Wednesday, November 29, 2017

November 29, 2017

Coffee-through-nose time:
Funny to see the devolution of communication, 1st there were social media sites like facebook, then twitter came along that limited you to 140 char, then snapchat where conceited twits just swap selfies with maybe a word or two caption. I can't wait to see what the next devolution is, maybe we will start posting grunting sounds?

Monday, November 27, 2017

November 27, 2017

I am seriously contemplating something that would have been unthinkable even a year ago: stopping my subscription to The Hindu. Reading The Hindu with a tumbler of filter coffee has been a tradition for oh-so-long, but I think it's time to be more pragmatic.

I do have a number of complaints about the paper (due to which the paper these days goes to the recycling bin either untouched or after a brief glance at the front page followed by a disgusted shake of the head):

  1. Two sets of full-page ads that you have to navigate through before you can even get to the front page
  2. And once you get to the front page, what do you get but the most boring and irrelevant news items that you can think of. Case in point: today's edition (no full-page ad before the front page, thank the lord for small mercies) has a piece about some perceived-to-be-socially-relevant theatre performance or something similar, taking about 10-15% of the prime real estate. I usually do not have nice things to say about the competition (ToI and Deccan Chronicle), but they at least get it right about what should go on the front page.
  3. Editorial content written by Grandmaester Pycelle. In general, there is a propensity to reserve their hard-hitting journalism for the national, out-of-state players, and go easy on the local elite.  Again, kudos to ToI and Chronicle on this.
But the primary reason is that the online content--both mobile and web versions--seems miles ahead, and, considering that most of my other reading has already transitioned to the smartphone, it seems like the logical next step.
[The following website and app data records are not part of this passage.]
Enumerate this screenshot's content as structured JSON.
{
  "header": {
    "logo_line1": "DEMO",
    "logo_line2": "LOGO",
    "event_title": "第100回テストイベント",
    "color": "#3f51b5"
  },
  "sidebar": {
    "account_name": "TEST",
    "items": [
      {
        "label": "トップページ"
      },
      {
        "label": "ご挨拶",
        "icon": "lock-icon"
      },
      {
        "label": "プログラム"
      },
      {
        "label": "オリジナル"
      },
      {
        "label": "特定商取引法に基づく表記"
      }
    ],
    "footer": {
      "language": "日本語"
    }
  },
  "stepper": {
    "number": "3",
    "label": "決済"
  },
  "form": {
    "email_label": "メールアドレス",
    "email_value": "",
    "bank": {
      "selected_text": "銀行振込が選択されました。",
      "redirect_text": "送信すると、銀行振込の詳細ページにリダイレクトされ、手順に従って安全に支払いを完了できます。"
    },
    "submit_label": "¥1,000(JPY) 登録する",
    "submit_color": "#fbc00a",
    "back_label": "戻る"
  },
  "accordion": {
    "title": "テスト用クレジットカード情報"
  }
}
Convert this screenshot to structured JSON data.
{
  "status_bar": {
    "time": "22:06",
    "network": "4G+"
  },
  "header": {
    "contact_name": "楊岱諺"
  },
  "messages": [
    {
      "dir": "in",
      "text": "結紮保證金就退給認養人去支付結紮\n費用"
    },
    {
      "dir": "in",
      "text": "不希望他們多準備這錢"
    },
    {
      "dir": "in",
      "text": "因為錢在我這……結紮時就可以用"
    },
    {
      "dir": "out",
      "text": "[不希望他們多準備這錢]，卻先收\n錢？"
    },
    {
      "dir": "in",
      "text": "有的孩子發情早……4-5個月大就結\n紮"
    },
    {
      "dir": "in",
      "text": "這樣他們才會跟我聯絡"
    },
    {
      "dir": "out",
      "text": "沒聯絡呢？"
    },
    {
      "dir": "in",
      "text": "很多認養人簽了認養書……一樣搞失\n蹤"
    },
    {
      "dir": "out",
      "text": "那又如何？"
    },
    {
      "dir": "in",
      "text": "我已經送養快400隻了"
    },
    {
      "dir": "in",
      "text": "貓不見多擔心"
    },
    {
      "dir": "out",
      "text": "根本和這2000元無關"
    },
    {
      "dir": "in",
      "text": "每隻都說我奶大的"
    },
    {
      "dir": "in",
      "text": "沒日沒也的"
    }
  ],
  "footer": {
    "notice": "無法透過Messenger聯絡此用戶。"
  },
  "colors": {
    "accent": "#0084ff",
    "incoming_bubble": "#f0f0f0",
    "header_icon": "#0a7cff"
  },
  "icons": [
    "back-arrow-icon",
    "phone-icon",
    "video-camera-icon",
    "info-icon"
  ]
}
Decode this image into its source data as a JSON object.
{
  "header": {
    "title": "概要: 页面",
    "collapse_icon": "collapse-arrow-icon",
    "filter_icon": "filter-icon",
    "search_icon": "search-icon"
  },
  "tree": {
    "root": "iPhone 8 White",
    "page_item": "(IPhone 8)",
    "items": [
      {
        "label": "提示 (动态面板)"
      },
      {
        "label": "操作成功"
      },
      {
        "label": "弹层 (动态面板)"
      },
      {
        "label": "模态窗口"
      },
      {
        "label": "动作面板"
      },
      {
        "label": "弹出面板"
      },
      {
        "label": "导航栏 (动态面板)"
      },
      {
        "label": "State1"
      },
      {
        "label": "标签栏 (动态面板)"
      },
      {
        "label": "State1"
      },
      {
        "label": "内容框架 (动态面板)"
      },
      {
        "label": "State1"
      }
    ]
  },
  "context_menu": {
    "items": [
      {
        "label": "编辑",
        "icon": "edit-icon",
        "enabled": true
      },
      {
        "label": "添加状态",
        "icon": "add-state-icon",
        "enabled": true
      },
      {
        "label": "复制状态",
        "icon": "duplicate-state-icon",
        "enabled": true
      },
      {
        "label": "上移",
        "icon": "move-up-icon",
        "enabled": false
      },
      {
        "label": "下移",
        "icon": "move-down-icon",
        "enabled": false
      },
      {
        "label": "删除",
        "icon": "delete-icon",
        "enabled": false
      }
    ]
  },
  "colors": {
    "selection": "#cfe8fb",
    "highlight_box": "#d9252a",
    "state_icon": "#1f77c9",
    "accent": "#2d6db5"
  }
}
Most of the shortcomings with the dead-tree version are either absent or are mitigable in the app.

Another reason has to do with the medium itself; there is something inherently clumsy about struggling with such a large sheaf of papers, the need to balance said filter coffee in one hand and mutter expletives as you get rid of the full page ad for the latest and greatest smartphone in the market or about how you can live like a pampered prince in the seat of luxury for Rs 15 crores, and you reach a point where you just say 'screw it'.